Jason catches up to them and they make a fire to signal to Tiresius that they are safe and sound outside of the city walls. It sounds like a rather obvious sign to me but you know, if it works... Jocasta, meanwhile, questions Tiresius on why he helped her with the baby; he is, after all a faithful servant to her husband. He says he hopes to be a faithful servant to her husband for many more years but that sometimes, you have to follow your concience over your duty. He also assures Jocasta that her husband is not a bad man; Laius is just scared of the words of the Oracle.
The three friends reach the border and name the boy Oedipus, which literally means 'swollen foot'. They leave him with the guards--hard as it may be. Tiresius assures Laius and Pasiphaê that the baby is dead and that he did not suffer. Laius asks him to make libations to the Gods, to which Tiresius agrees. Pasiphaê doesn't look convinced of the death of the child but leaves it be.
The King and Queen of Thebes leave and again, the interactions between Laius and Pasiphaê are a bit too intimate.

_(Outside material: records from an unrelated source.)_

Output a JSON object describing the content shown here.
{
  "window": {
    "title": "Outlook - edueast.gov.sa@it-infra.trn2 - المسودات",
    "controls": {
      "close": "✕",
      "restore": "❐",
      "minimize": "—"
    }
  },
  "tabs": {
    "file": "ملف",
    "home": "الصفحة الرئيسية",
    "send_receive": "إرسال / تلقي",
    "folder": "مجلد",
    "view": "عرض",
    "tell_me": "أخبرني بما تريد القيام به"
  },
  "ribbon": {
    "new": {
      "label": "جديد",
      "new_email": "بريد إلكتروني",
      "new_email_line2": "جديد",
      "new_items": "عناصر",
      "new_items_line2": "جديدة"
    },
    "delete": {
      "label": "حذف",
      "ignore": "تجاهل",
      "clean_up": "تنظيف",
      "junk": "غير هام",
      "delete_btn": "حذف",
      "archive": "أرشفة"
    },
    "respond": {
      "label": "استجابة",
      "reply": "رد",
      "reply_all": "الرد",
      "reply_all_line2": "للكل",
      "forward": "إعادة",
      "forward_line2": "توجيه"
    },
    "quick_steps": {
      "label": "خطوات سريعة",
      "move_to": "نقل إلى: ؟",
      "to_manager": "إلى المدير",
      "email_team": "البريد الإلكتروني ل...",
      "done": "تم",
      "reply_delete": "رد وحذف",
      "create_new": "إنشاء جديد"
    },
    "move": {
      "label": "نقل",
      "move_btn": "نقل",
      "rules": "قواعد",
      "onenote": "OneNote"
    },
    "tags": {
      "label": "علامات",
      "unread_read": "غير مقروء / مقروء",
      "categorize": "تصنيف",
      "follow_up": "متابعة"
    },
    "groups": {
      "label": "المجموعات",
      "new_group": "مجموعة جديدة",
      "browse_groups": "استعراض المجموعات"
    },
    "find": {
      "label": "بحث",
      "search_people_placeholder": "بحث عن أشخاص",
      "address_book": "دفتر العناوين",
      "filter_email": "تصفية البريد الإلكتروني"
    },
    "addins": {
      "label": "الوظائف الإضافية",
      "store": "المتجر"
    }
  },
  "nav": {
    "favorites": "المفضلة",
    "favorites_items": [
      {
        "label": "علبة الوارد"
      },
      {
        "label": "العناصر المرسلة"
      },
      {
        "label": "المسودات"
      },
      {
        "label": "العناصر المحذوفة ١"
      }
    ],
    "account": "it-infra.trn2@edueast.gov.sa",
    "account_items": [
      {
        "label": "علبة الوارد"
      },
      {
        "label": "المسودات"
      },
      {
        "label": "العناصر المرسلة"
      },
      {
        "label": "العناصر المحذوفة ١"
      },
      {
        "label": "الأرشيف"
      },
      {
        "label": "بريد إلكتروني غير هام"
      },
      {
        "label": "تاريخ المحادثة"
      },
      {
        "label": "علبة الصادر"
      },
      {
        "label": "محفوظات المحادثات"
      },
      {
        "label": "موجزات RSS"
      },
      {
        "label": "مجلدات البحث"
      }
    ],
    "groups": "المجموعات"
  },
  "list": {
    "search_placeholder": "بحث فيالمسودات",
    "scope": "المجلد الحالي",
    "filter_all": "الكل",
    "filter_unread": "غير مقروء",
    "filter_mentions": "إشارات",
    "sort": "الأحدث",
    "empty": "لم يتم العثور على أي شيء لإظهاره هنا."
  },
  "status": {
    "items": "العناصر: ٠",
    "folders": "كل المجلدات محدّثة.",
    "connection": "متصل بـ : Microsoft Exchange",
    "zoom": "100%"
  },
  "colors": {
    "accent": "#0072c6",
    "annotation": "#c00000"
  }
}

Ariadne asks if her stepmother is going to miss a man with the King's 'talents' and Pasiphaê questions why they must always quarrel; she means Ariadne well, after all. Ariadne tells her she wishes she could believe that and the two head inside for another cosy night at the palace. I'm actually starting to feel sorry for Minos.
Back in the city, Hercules wonders if he should go to the baths first or Medusa first. After their kiss/peck (the opinions of Hercules and Pythagoras differ on the subject), Hercules is convinced Medusa must be anxiously waiting for his manly body. If he goes to her right away, he will smell bad, but it will show he cares about her above all, but if he goes to the baths first, he will smell better, which is also considerate. In the end, Hercules decides on heading straight for Medusa. Pythagoras fears the worst for his friend, but Jason is less concerned... until they start talking about four kids, pigs, and chickens which Hercules will gamble or drink away. By that time the boys agree this will, indeed, not end well at all.
Next time on Atlantis: Ariadne gets grabbed by a muscular black man who promptly gets tortured by Pasiphaê, Jason and Ariadne nearly kiss, Pasiphaê takes out her anger on the Oracle and someone falls off of a horse. Saturday on BBC One, recap on Monday.